Could you now fill that advisory and assisting role for someone in the office who is junior to you?
A mentoring relationship is, at its broadest, a relationship in which a person with more knowledge and/or experience (it doesn’t have to be both; it can be one or the other) gives informal advice and support to a person without that knowledge and/or experience. In some ways it is easier to define mentoring according to what it isn’t. It isn’t a management relationship: the mentor is not a substitute boss. The point is to help the mentee when he or she needs it (even if the mentee doesn’t know that yet!) and not to reprimand the person for poor performance.
A mentor is not worried about performance targets or evaluation. This isn’t a relationship in which the mentor tells the mentee what to do; it’s about helping the mentee discover the best ways of doing things for themselves. Nor is it a straightforward teaching relationship: it’s less about demonstrating the right way to do a particular task than about explaining to the mentee why it’s important to do the task that way, and developing the mentee’s skills of approaching other difficult tasks independently but with the same attitude.

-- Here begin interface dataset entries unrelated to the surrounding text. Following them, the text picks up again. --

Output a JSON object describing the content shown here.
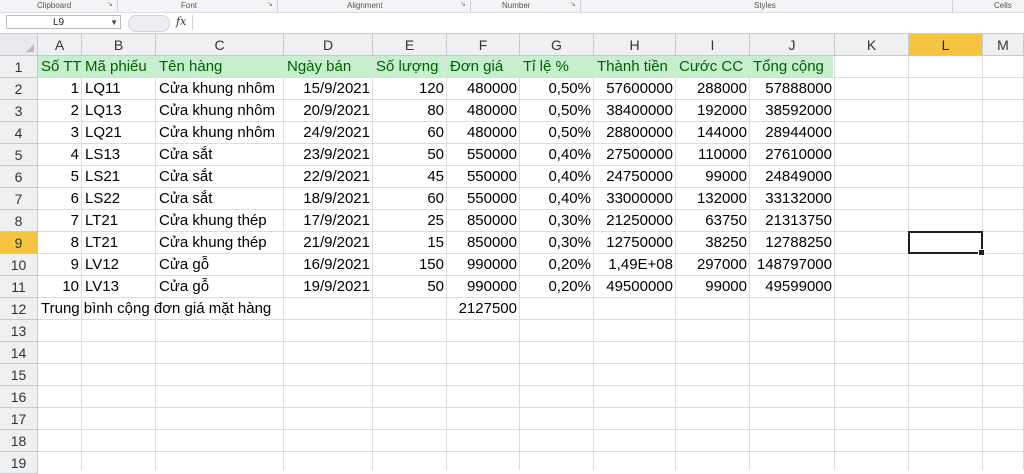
{
  "ribbon": {
    "groups": [
      "Clipboard",
      "Font",
      "Alignment",
      "Number",
      "Styles",
      "Cells"
    ]
  },
  "formula_bar": {
    "name_box": "L9",
    "fx_label": "fx",
    "formula": ""
  },
  "columns": [
    "A",
    "B",
    "C",
    "D",
    "E",
    "F",
    "G",
    "H",
    "I",
    "J",
    "K",
    "L",
    "M"
  ],
  "selected_column": "L",
  "rows": [
    "1",
    "2",
    "3",
    "4",
    "5",
    "6",
    "7",
    "8",
    "9",
    "10",
    "11",
    "12",
    "13",
    "14",
    "15",
    "16",
    "17",
    "18",
    "19"
  ],
  "selected_row": "9",
  "header_fill_color": "#c6efce",
  "header_text_color": "#006100",
  "table": {
    "headers": [
      "Số TT",
      "Mã phiếu",
      "Tên hàng",
      "Ngày bán",
      "Số lượng",
      "Đơn giá",
      "Tỉ lệ %",
      "Thành tiền",
      "Cước CC",
      "Tổng cộng"
    ],
    "rows": [
      [
        "1",
        "LQ11",
        "Cửa khung nhôm",
        "15/9/2021",
        "120",
        "480000",
        "0,50%",
        "57600000",
        "288000",
        "57888000"
      ],
      [
        "2",
        "LQ13",
        "Cửa khung nhôm",
        "20/9/2021",
        "80",
        "480000",
        "0,50%",
        "38400000",
        "192000",
        "38592000"
      ],
      [
        "3",
        "LQ21",
        "Cửa khung nhôm",
        "24/9/2021",
        "60",
        "480000",
        "0,50%",
        "28800000",
        "144000",
        "28944000"
      ],
      [
        "4",
        "LS13",
        "Cửa sắt",
        "23/9/2021",
        "50",
        "550000",
        "0,40%",
        "27500000",
        "110000",
        "27610000"
      ],
      [
        "5",
        "LS21",
        "Cửa sắt",
        "22/9/2021",
        "45",
        "550000",
        "0,40%",
        "24750000",
        "99000",
        "24849000"
      ],
      [
        "6",
        "LS22",
        "Cửa sắt",
        "18/9/2021",
        "60",
        "550000",
        "0,40%",
        "33000000",
        "132000",
        "33132000"
      ],
      [
        "7",
        "LT21",
        "Cửa khung thép",
        "17/9/2021",
        "25",
        "850000",
        "0,30%",
        "21250000",
        "63750",
        "21313750"
      ],
      [
        "8",
        "LT21",
        "Cửa khung thép",
        "21/9/2021",
        "15",
        "850000",
        "0,30%",
        "12750000",
        "38250",
        "12788250"
      ],
      [
        "9",
        "LV12",
        "Cửa gỗ",
        "16/9/2021",
        "150",
        "990000",
        "0,20%",
        "1,49E+08",
        "297000",
        "148797000"
      ],
      [
        "10",
        "LV13",
        "Cửa gỗ",
        "19/9/2021",
        "50",
        "990000",
        "0,20%",
        "49500000",
        "99000",
        "49599000"
      ]
    ],
    "summary_label": "Trung bình cộng đơn giá mặt hàng",
    "summary_value": "2127500"
  }
}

It’s about tact. Of course it can be frustrating watching someone make all the same mistakes that you made back in the day, but as a mentor you have to be able to resist leaping in right away and “showing them how to do it properly”.
Mentorship is also very much about personal trust: a mentee needs to know that the mentor is not going to divulge his or her worries and weaknesses to management without consent. This is especially true when the issue is people-related, as it often is with younger members of staff. A mentee’s self-confidence can be completely destroyed by the wrong word said to a line manager at the wrong time, and this is the polar opposite of what mentoring is about. Whatever the specific aims and goals of the mentee, the mentor’s aim should always be to make the mentee more confident in order to be good at his or her job and able to overcome setbacks and accentuate the positive.
The mentee also has to be willing and able to accept advice. Some people are extremely touchy about proffered advice and persist in seeing it as criticism. This may be something that a good mentor can help with, by showing that advice and criticism are not the same. That is in itself a very valuable lesson to learn at the start of a working life. But if the mentee just won’t take any advice or continues to misinterpret it, then mentoring is not going to help. Sometimes even the best mentors have to admit defeat!
The complicated dynamic between a mentor and a mentee makes this a relationship that’s difficult to impose from above. Many mentoring specialists say that the entire relationship has to be voluntary. If, for example, a mentee cannot trust a mentor or simply cannot get on with him or her, the relationship is probably not going to work, no matter what management decrees. For that reason, it’s often better if the mentor and the mentee find each other independently, away from any formal initiative from HR to “fix them up”. If you already fill a mentoring role for a member of staff without it being labelled as such, that role doesn’t need to be any more formalised than it presently is. More important than wearing a badge with “Mentor” on it is projecting to your colleague the feeling that he or she can come to you for advice with issues that arise.
It takes time, energy, patience and understanding to be a good mentor, and it’s not a role suited to everyone. You can get guidance on the qualities of a good mentor by looking at some Internet mentoring sites. You have to be able to put yourself back into your own shoes at the time when you were working as a Secretary or PA for only a few years, because that’s where your mentee is now. Sometimes it can be quite an eye-opener to recall how comparatively little you knew back then! Some tasks, particularly interpersonal issues and internal office rules, can seem like second nature to you now, but we should all be able to look back to the time when we bumped into awkward personalities or unwritten office rules and grazed our shins in the process – and to recall how a kind, tactful bit of advice helped us through.
By becoming a mentor, you are passing on the support shown to you by those more experienced colleagues who supported you in your first few years as a Secretary by explaining how things were done, without condescending or making you feel foolish. Those colleagues were mentors, whether or not they called themselves by that name. They made a real and valuable difference to your life, and now you have the opportunity to pay that forward to someone else. Make use of it if you can.